- [Extracted information]:
· · · · · · ·

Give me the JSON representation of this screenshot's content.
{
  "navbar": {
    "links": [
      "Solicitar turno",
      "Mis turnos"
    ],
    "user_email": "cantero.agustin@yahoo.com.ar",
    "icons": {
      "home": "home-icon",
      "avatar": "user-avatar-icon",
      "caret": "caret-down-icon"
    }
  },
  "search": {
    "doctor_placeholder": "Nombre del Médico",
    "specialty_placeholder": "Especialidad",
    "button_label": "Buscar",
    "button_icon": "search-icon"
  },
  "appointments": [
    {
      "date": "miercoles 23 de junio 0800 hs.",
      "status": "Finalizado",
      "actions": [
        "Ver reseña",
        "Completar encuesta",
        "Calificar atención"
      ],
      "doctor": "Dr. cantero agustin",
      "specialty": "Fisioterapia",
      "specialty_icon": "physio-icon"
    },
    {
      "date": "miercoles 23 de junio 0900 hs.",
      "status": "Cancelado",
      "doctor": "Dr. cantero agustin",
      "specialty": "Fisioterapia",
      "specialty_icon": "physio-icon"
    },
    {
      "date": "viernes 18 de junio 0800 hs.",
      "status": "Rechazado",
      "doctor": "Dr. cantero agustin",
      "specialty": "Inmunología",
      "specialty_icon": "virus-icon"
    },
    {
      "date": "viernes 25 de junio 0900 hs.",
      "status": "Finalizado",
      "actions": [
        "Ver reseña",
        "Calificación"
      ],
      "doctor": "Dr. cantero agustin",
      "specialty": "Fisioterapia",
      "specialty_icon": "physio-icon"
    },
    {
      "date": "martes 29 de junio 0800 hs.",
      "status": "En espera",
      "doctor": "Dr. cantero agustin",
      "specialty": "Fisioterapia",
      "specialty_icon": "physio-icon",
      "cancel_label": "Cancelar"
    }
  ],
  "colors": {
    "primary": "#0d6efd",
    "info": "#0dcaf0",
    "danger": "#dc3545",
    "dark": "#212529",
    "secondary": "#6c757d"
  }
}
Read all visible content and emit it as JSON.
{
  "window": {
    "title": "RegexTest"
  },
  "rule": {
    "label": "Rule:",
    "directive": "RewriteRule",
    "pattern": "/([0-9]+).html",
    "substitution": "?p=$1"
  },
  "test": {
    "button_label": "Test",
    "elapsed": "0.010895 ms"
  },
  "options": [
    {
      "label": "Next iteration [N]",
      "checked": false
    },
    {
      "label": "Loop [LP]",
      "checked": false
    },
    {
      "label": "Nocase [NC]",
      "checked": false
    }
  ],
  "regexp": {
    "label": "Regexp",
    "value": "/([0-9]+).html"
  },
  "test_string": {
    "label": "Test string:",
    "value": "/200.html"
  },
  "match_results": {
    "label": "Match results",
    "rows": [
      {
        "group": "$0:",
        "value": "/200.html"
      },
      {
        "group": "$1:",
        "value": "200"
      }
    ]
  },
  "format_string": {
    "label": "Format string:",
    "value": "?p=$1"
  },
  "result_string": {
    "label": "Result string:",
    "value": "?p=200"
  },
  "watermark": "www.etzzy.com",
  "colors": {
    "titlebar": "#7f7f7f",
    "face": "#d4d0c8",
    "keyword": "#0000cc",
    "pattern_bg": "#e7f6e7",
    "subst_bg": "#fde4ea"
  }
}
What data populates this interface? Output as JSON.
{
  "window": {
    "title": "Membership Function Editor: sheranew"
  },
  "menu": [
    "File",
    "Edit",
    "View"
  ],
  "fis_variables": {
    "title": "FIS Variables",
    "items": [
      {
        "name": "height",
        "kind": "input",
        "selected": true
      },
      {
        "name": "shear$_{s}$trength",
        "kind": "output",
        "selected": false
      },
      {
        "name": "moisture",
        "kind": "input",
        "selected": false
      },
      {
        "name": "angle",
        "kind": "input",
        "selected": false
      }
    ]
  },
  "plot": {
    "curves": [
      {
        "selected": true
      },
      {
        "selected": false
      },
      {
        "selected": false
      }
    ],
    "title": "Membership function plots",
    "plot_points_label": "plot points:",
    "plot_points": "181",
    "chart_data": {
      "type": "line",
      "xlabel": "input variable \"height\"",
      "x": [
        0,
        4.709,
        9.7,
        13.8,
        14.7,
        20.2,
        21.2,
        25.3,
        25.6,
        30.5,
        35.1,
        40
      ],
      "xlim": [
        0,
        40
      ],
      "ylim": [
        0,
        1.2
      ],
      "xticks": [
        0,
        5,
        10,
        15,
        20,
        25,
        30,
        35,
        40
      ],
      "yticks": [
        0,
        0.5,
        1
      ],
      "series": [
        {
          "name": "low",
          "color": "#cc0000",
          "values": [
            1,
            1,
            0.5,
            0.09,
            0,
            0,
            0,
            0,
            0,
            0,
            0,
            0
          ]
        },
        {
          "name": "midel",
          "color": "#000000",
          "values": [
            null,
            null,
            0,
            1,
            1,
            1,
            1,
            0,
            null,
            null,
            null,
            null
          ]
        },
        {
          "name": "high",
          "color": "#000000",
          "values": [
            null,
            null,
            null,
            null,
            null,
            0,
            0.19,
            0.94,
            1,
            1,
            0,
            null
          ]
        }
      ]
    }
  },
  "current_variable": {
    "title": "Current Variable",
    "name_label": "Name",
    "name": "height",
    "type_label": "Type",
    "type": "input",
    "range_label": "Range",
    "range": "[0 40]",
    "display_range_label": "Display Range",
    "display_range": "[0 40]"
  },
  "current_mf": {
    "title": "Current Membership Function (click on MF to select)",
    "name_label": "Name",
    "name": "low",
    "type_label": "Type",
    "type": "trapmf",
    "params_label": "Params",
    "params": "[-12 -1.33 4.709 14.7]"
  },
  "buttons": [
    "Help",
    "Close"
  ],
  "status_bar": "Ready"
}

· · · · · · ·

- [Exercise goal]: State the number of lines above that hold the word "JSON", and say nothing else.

- [The answer]: 3